Lets talk about personal finance time investment.
One of the great profound mysteries that I have been completely unable to understand or solve in my 7+ years of personal finance blogging is why the masses invest so little time in personal finance. Practically zero for most.
It is borderline INSANITY.
Think about this for a moment…
First, we dig ourselves high interest student loan debts in the tens of thousands that will take 20 years to pay back, so that we can hopefully get a high paying job.
Then, if we are lucky enough to get that high paying job (or any job), we then work 40, 50, or 60+ hours per week. This is the majority of our waking hours, at least 5 out of 7 days per week, and we do it for the next 40+ years. These are the years that are supposed to be the most vibrant and healthiest years of our lives.
Our jobs can leave us stressed out to the point of undesirable health. It is a rarity if you actually genuinely enjoy your job – a majority of Americans don’t. Even if you do, you could be just one unlucky appointment to a jerk boss or recession “right-sizing” away from having it taken away. Employer loyalty is a thing of the past.
We sacrifice a lot for our employers – health, family, friends, community involvement, time, and willpower for one primary purpose – to make income to pay for things.
Somewhere along the way, workers realized this tradeoff kind of sucked, so we fought for pensions so that we could sustain ourselves when our working days ended. But the balance of power shifted in the workplace, and now pensions are dead. All we are truly left with is the hourly wage or salary we make for the time and effort that we put in while we are working.
We then spend almost all of that money – saving just 5% of it, on average. Many save less, nothing at all, or quite commonly – spend more than they earn and dig themselves a hole of high interest debt that they have to work doubly hard to pay off. In fact, the average millennial personal saving rate is at -2%.
At a 5% savings rate, it would take you 20 of the best years of your life just to save up enough to buy back the 21st year’s living expenses. Let that sink in for a bit.

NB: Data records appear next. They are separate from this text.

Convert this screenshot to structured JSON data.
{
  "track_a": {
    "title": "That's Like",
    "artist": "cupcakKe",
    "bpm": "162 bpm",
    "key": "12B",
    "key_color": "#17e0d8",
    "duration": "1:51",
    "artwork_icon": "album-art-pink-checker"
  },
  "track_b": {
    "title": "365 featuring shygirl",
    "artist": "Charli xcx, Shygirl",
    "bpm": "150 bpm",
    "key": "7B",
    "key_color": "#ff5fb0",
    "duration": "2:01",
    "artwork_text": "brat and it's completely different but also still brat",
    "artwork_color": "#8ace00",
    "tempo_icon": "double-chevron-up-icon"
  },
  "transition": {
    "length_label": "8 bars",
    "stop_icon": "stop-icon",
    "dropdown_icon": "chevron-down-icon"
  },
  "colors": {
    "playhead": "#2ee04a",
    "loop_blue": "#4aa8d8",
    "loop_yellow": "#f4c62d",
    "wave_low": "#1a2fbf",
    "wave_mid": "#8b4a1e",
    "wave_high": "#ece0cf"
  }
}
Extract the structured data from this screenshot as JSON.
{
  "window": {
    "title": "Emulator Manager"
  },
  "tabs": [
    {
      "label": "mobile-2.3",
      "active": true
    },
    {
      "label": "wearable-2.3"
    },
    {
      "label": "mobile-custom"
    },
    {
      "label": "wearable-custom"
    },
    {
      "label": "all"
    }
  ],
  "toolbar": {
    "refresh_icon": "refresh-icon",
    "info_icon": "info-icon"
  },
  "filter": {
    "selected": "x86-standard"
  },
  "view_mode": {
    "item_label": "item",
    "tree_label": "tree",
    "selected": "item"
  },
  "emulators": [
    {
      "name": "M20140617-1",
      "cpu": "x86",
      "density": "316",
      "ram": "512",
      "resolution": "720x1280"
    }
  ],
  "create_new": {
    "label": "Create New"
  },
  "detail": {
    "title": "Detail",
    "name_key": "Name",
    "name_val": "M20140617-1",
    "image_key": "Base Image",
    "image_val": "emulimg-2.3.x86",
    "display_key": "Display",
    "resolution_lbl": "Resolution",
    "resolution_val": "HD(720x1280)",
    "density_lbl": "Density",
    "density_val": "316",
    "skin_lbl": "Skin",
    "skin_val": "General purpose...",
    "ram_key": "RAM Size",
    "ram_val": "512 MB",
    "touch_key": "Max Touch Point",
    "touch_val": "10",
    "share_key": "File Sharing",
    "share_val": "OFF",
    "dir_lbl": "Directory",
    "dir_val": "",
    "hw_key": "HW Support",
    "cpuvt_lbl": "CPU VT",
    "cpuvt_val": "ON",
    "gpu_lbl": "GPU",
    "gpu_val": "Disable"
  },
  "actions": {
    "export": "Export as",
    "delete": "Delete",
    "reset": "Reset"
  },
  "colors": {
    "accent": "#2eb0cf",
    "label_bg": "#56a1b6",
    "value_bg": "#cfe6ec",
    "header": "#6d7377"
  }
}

Keeping your head barely above or below water is not successful personal finance.
Now, all of this might be fine if you absolutely love your job, couldn’t see yourself doing anything else with your time, have no desire to EVER retire (Social Security won’t be enough), AND you’ve done everything you possibly could to boost your savings.
Except, we don’t. Instead, we give most of our lives for that income and then we do nothing with it but consume.
If you’ve read this far, you may be an exception to this rule. Nevertheless, this is the standard in our country and beyond. 40+ hours a week to make money and then just over ZERO hours a week on personal finance to get the most out of it. We even spend more time planning vacations than retirement.
I’ve often wondered, what if, instead of zero time investment towards personal finance, the average was 7, 5, or just a simple 2 hours per week. Everyone can find 2 hours per week, right? And, what if, as a result of those 2 hours…
- Everyone created a budget and held themselves accountable towards it?
- Everyone spent an hour a week reading about ways to cut costs and properly invest their savings?
- High interest debt was feared and avoided like it was the Ebola virus?
- Everyone trained themselves to consume mostly needs versus wants?
- Everyone bought just the right amount of home to live comfortably?
- Everyone had an adequate emergency savings fund?
- Everyone was properly insured to avoid financial catastrophe?
- Everyone commuted by self-power or public transportation?
- Everyone learned what healthy foods were good to buy and then how to cook them?
- The personal savings rate jumped from 5% to 25%+?
- Everyone could eventually afford to work jobs they truly enjoyed versus working jobs they didn’t to pay for shit they don’t need? How much better would physical and mental health, job satisfaction, and general happiness levels be?
- Everyone put their savings to work for them as mini-dividend generating employees?
- Everyone could save enough to buy their time back so that they could use their energy, effort, and willpower to improve their lives, and their family, friends, and community?
The more time investment the better, but just 2 hours of personal finance study per week to manage your money (less than 5% of the time invested in hours worked to make your money) is really all it would take to get you to an adequate level of basic proficiency. And once that basic proficiency level was achieved, it would take even less time to maintain it.
Sure, shit happens. Life events are not always fair. You may suffer a number of setbacks along the way that you’ll have to pull yourself up from. And you still have to find a way to make a decent income that will provide you the means to live within. But never in the history of mankind has there been the kind of resources available to you to learn how to do that and then how to get the most out of those earnings.
Two hours a week. That’s it.
Do it for yourself and encourage everyone around you that you care about to do the same. The dividends will be life changing.